_EXERCISE PROMPT_
The listing below should be copied in full, word for word.

_MATERIAL SUPPLIED_
::::::::
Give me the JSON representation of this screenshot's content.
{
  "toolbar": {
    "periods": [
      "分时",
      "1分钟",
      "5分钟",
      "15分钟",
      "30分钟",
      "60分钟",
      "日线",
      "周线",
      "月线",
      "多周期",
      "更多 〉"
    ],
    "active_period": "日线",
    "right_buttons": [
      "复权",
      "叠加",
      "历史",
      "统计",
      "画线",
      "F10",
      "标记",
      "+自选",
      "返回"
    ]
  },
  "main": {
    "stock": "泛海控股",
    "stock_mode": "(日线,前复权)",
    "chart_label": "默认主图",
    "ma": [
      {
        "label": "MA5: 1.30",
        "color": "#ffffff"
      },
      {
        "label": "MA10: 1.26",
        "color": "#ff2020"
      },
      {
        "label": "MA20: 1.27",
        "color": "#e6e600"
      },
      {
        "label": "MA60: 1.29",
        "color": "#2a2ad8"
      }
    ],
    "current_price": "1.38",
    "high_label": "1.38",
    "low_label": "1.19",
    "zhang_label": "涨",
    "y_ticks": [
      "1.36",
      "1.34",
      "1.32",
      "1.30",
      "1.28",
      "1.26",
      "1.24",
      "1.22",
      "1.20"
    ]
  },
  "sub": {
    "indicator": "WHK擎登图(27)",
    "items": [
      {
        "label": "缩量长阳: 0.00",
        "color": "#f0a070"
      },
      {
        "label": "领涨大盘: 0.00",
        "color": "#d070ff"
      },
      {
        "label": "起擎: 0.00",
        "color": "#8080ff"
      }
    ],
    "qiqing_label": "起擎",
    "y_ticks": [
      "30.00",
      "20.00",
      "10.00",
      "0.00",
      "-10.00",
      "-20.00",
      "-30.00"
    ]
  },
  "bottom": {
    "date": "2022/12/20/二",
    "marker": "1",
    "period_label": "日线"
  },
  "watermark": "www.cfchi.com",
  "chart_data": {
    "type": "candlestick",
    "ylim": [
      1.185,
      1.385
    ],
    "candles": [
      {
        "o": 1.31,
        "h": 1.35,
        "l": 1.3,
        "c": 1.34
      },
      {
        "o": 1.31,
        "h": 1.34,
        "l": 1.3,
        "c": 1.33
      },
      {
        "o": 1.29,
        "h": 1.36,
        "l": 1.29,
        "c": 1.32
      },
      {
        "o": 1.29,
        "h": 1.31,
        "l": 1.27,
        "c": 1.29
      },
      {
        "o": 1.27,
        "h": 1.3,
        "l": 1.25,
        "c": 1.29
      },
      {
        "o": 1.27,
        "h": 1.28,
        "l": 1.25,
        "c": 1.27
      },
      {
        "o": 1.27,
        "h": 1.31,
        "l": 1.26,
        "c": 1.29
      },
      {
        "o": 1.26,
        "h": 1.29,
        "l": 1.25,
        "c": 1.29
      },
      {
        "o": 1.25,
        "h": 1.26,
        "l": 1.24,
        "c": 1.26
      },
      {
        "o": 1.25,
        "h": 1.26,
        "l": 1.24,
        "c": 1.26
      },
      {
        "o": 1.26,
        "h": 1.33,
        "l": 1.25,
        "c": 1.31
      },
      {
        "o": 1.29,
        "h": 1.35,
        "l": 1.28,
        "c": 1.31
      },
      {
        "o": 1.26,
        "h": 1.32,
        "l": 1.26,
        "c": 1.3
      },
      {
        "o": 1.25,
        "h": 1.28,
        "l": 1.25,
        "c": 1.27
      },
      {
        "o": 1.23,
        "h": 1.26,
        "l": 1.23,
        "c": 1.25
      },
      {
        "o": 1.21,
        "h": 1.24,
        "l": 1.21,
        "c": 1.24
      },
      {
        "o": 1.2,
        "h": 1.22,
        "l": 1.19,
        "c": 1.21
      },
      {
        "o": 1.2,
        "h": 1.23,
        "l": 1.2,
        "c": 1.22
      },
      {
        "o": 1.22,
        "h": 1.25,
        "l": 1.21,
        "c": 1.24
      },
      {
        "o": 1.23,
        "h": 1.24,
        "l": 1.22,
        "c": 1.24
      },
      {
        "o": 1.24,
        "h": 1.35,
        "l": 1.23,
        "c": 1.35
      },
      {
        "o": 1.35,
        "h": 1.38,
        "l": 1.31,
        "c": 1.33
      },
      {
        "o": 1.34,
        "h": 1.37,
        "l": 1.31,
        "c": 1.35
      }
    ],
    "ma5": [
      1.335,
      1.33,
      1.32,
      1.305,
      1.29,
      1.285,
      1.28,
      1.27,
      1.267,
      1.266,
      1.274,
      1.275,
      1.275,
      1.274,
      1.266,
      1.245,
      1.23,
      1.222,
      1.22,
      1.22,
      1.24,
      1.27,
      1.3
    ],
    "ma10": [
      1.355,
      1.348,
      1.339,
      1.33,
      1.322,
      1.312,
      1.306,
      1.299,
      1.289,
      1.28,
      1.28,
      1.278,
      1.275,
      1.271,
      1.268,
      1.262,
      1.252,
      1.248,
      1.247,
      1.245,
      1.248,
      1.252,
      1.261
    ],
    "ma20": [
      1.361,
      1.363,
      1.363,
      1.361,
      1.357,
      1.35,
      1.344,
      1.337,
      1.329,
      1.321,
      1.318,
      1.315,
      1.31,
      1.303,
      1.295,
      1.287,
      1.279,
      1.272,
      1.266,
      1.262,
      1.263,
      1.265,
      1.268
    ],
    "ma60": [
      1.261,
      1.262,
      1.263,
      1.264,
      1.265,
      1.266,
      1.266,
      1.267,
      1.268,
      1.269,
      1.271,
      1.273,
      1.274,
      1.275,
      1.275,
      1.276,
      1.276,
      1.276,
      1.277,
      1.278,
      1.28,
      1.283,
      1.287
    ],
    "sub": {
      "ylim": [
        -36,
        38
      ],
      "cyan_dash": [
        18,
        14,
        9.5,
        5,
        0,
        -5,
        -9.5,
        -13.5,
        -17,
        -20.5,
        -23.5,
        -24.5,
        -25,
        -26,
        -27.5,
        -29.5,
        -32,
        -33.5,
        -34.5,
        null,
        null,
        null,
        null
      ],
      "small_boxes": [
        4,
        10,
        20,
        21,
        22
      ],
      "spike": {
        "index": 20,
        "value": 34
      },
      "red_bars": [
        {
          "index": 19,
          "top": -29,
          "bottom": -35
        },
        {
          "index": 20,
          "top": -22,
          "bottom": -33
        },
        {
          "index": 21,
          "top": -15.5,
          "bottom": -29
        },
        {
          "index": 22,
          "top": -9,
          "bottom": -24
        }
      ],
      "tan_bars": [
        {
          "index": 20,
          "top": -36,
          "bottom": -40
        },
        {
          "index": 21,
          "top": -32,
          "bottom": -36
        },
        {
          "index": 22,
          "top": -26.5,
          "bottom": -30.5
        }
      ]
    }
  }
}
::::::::
_EXERCISE RESULT_
Give me the JSON representation of this screenshot's content.
{
  "toolbar": {
    "periods": [
      "分时",
      "1分钟",
      "5分钟",
      "15分钟",
      "30分钟",
      "60分钟",
      "日线",
      "周线",
      "月线",
      "多周期",
      "更多 〉"
    ],
    "active_period": "日线",
    "right_buttons": [
      "复权",
      "叠加",
      "历史",
      "统计",
      "画线",
      "F10",
      "标记",
      "+自选",
      "返回"
    ]
  },
  "main": {
    "stock": "泛海控股",
    "stock_mode": "(日线,前复权)",
    "chart_label": "默认主图",
    "ma": [
      {
        "label": "MA5: 1.30",
        "color": "#ffffff"
      },
      {
        "label": "MA10: 1.26",
        "color": "#ff2020"
      },
      {
        "label": "MA20: 1.27",
        "color": "#e6e600"
      },
      {
        "label": "MA60: 1.29",
        "color": "#2a2ad8"
      }
    ],
    "current_price": "1.38",
    "high_label": "1.38",
    "low_label": "1.19",
    "zhang_label": "涨",
    "y_ticks": [
      "1.36",
      "1.34",
      "1.32",
      "1.30",
      "1.28",
      "1.26",
      "1.24",
      "1.22",
      "1.20"
    ]
  },
  "sub": {
    "indicator": "WHK擎登图(27)",
    "items": [
      {
        "label": "缩量长阳: 0.00",
        "color": "#f0a070"
      },
      {
        "label": "领涨大盘: 0.00",
        "color": "#d070ff"
      },
      {
        "label": "起擎: 0.00",
        "color": "#8080ff"
      }
    ],
    "qiqing_label": "起擎",
    "y_ticks": [
      "30.00",
      "20.00",
      "10.00",
      "0.00",
      "-10.00",
      "-20.00",
      "-30.00"
    ]
  },
  "bottom": {
    "date": "2022/12/20/二",
    "marker": "1",
    "period_label": "日线"
  },
  "watermark": "www.cfchi.com",
  "chart_data": {
    "type": "candlestick",
    "ylim": [
      1.185,
      1.385
    ],
    "candles": [
      {
        "o": 1.31,
        "h": 1.35,
        "l": 1.3,
        "c": 1.34
      },
      {
        "o": 1.31,
        "h": 1.34,
        "l": 1.3,
        "c": 1.33
      },
      {
        "o": 1.29,
        "h": 1.36,
        "l": 1.29,
        "c": 1.32
      },
      {
        "o": 1.29,
        "h": 1.31,
        "l": 1.27,
        "c": 1.29
      },
      {
        "o": 1.27,
        "h": 1.3,
        "l": 1.25,
        "c": 1.29
      },
      {
        "o": 1.27,
        "h": 1.28,
        "l": 1.25,
        "c": 1.27
      },
      {
        "o": 1.27,
        "h": 1.31,
        "l": 1.26,
        "c": 1.29
      },
      {
        "o": 1.26,
        "h": 1.29,
        "l": 1.25,
        "c": 1.29
      },
      {
        "o": 1.25,
        "h": 1.26,
        "l": 1.24,
        "c": 1.26
      },
      {
        "o": 1.25,
        "h": 1.26,
        "l": 1.24,
        "c": 1.26
      },
      {
        "o": 1.26,
        "h": 1.33,
        "l": 1.25,
        "c": 1.31
      },
      {
        "o": 1.29,
        "h": 1.35,
        "l": 1.28,
        "c": 1.31
      },
      {
        "o": 1.26,
        "h": 1.32,
        "l": 1.26,
        "c": 1.3
      },
      {
        "o": 1.25,
        "h": 1.28,
        "l": 1.25,
        "c": 1.27
      },
      {
        "o": 1.23,
        "h": 1.26,
        "l": 1.23,
        "c": 1.25
      },
      {
        "o": 1.21,
        "h": 1.24,
        "l": 1.21,
        "c": 1.24
      },
      {
        "o": 1.2,
        "h": 1.22,
        "l": 1.19,
        "c": 1.21
      },
      {
        "o": 1.2,
        "h": 1.23,
        "l": 1.2,
        "c": 1.22
      },
      {
        "o": 1.22,
        "h": 1.25,
        "l": 1.21,
        "c": 1.24
      },
      {
        "o": 1.23,
        "h": 1.24,
        "l": 1.22,
        "c": 1.24
      },
      {
        "o": 1.24,
        "h": 1.35,
        "l": 1.23,
        "c": 1.35
      },
      {
        "o": 1.35,
        "h": 1.38,
        "l": 1.31,
        "c": 1.33
      },
      {
        "o": 1.34,
        "h": 1.37,
        "l": 1.31,
        "c": 1.35
      }
    ],
    "ma5": [
      1.335,
      1.33,
      1.32,
      1.305,
      1.29,
      1.285,
      1.28,
      1.27,
      1.267,
      1.266,
      1.274,
      1.275,
      1.275,
      1.274,
      1.266,
      1.245,
      1.23,
      1.222,
      1.22,
      1.22,
      1.24,
      1.27,
      1.3
    ],
    "ma10": [
      1.355,
      1.348,
      1.339,
      1.33,
      1.322,
      1.312,
      1.306,
      1.299,
      1.289,
      1.28,
      1.28,
      1.278,
      1.275,
      1.271,
      1.268,
      1.262,
      1.252,
      1.248,
      1.247,
      1.245,
      1.248,
      1.252,
      1.261
    ],
    "ma20": [
      1.361,
      1.363,
      1.363,
      1.361,
      1.357,
      1.35,
      1.344,
      1.337,
      1.329,
      1.321,
      1.318,
      1.315,
      1.31,
      1.303,
      1.295,
      1.287,
      1.279,
      1.272,
      1.266,
      1.262,
      1.263,
      1.265,
      1.268
    ],
    "ma60": [
      1.261,
      1.262,
      1.263,
      1.264,
      1.265,
      1.266,
      1.266,
      1.267,
      1.268,
      1.269,
      1.271,
      1.273,
      1.274,
      1.275,
      1.275,
      1.276,
      1.276,
      1.276,
      1.277,
      1.278,
      1.28,
      1.283,
      1.287
    ],
    "sub": {
      "ylim": [
        -36,
        38
      ],
      "cyan_dash": [
        18,
        14,
        9.5,
        5,
        0,
        -5,
        -9.5,
        -13.5,
        -17,
        -20.5,
        -23.5,
        -24.5,
        -25,
        -26,
        -27.5,
        -29.5,
        -32,
        -33.5,
        -34.5,
        null,
        null,
        null,
        null
      ],
      "small_boxes": [
        4,
        10,
        20,
        21,
        22
      ],
      "spike": {
        "index": 20,
        "value": 34
      },
      "red_bars": [
        {
          "index": 19,
          "top": -29,
          "bottom": -35
        },
        {
          "index": 20,
          "top": -22,
          "bottom": -33
        },
        {
          "index": 21,
          "top": -15.5,
          "bottom": -29
        },
        {
          "index": 22,
          "top": -9,
          "bottom": -24
        }
      ],
      "tan_bars": [
        {
          "index": 20,
          "top": -36,
          "bottom": -40
        },
        {
          "index": 21,
          "top": -32,
          "bottom": -36
        },
        {
          "index": 22,
          "top": -26.5,
          "bottom": -30.5
        }
      ]
    }
  }
}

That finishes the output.